In 2015, the NFL started collecting a massive amount of data from players on the field leveraging wearable technology. Given how often and quickly players move around on the field, the data piled up quickly and the NFL was left with a veritable treasure trove of data they called Next Gen Stats (NGS).
The NFL wanted to go beyond simply organizing or making sense of all this new data. Fans, coaches, managers and more have been analyzing stats since the game began - but the NFL was seeking more. How could they find original and interesting stories within this new mountain of data that could make the game more exciting than ever before?
And then the bigger question: what innovative applications might arise from third party developers that the NFL itself hadn't contemplated?
That’s where AngelHack came in.
Since 2011, we’ve organized and marketed hundreds of hackathons, many of them for corporations. Most with publicly available APIs that developers could play with. This was a different animal. Not only were there no APIs, the data the NFL came to us with had never been publicly available before.
How do we Form a Hackathon Around This?
The good part about this whole challenge was that we were working with the NFL. Just the name recognition alone got us a level of interest. We just needed to make sure that once we had people in the door, we could maintain that interest.
They came to us with data, and together we worked to figure out how to package it and create a challenge around it. That process is detailed further down.
A big aspect of the set up for this event was around making it a truly experiential and even “luxurious” hackathon. So we went all out.
The hackathon standard is usually to find a big open workspace with plenty of outlets, hopefully good WiFi, and fill it with tables and chairs (as basic and cheap as possible).
But this was the NFL Hackathon. So we took it a few steps further.
There were not one, but two kitchen and drink (non-alcoholic) bars set up, with full coffee service so that the hackers could stay caffeinated. When they needed a break, a lounge area was there with a projector displaying old football games against a massive wall. And the carpeting? It was astroturf, of course.
Off to the side, there was also a gaming area, where hackers could claim a recliner and relax (and possibly gain some inspiration) while playing the Madden NFL video game.
For meals, we didn’t go with the typical delivery pizza. We brought in local food trucks for EVERY meal.
Just one of the meals available to hackers from a local food truck.
Why do all of this?
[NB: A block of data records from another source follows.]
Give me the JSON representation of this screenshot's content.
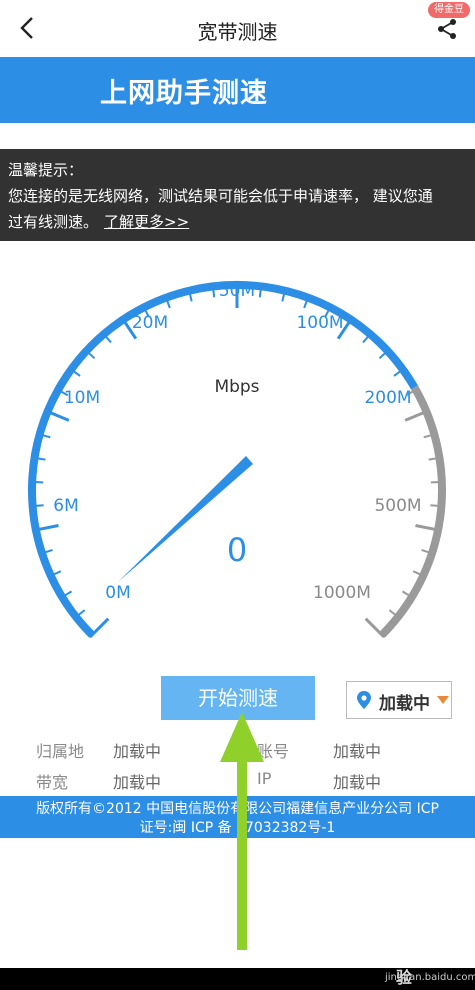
{
  "header": {
    "title": "宽带测速",
    "badge": "得金豆"
  },
  "banner": {
    "title": "上网助手测速"
  },
  "tip": {
    "title": "温馨提示：",
    "line1": "您连接的是无线网络，测试结果可能会低于申请速率， 建议您通",
    "line2": "过有线测速。",
    "link": "了解更多>>"
  },
  "gauge": {
    "unit": "Mbps",
    "value": "0",
    "needle_level_mbps": 0,
    "labels": {
      "l0": "0M",
      "l6": "6M",
      "l10": "10M",
      "l20": "20M",
      "l50": "50M",
      "l100": "100M",
      "l200": "200M",
      "l500": "500M",
      "l1000": "1000M"
    },
    "colors": {
      "active": "#2d8ee6",
      "inactive": "#9a9a9a"
    }
  },
  "controls": {
    "start_label": "开始测速",
    "location_value": "加载中"
  },
  "info": {
    "attribution_label": "归属地",
    "attribution_value": "加载中",
    "account_label": "账号",
    "account_value": "加载中",
    "bandwidth_label": "带宽",
    "bandwidth_value": "加载中",
    "ip_label": "IP",
    "ip_value": "加载中"
  },
  "footer": {
    "line1": "版权所有©2012 中国电信股份有限公司福建信息产业分公司 ICP",
    "line2": "证号:闽 ICP 备 07032382号-1"
  },
  "watermark": {
    "text": "Bai du 经验",
    "url": "jingyan.baidu.com"
  }
}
Isn’t the point of a hackathon, the projects? Yes. But it’s harder to come up with a great idea and implement it,when you’re mentally drained and don’t have an outlet to relieve some stress.